App and web page records:

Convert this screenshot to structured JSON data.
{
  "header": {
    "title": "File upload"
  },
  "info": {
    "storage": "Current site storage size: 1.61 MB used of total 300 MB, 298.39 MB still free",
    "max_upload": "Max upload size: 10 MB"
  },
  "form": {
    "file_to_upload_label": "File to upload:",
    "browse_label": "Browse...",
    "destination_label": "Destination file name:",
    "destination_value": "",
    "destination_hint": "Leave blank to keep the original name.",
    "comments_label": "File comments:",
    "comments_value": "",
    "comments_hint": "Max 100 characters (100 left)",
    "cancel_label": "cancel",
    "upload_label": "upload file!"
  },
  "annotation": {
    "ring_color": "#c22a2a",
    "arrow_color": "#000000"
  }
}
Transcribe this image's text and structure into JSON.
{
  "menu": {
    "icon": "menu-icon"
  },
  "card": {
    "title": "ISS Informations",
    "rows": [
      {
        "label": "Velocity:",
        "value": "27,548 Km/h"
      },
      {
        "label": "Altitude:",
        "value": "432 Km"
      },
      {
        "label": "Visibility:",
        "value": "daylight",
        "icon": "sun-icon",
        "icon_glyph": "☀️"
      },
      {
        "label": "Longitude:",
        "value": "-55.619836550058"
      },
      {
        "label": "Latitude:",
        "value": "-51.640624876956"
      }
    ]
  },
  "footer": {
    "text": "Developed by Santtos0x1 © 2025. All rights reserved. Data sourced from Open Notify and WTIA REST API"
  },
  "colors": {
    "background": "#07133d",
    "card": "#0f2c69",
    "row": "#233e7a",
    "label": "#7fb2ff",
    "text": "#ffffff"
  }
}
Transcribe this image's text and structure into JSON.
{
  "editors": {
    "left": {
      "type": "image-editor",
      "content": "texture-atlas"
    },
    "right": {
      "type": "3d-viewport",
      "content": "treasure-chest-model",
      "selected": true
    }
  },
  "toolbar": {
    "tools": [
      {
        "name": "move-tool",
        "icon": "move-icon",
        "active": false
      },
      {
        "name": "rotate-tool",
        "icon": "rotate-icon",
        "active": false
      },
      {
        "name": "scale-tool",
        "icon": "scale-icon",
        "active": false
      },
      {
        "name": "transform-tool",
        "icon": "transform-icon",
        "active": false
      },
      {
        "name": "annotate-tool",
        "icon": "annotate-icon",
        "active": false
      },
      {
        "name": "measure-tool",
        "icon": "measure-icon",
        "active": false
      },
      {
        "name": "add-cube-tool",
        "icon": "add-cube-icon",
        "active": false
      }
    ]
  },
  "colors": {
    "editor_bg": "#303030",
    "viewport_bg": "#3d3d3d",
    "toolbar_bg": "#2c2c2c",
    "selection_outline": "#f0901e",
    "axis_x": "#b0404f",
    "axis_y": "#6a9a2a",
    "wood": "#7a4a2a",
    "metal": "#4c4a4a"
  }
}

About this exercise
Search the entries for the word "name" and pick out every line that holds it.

Reply to the exercise
    "destination_label": "Destination file name:",
    "destination_hint": "Leave blank to keep the original name.",
        "name": "move-tool",
        "name": "rotate-tool",
        "name": "scale-tool",
        "name": "transform-tool",
        "name": "annotate-tool",
        "name": "measure-tool",
        "name": "add-cube-tool",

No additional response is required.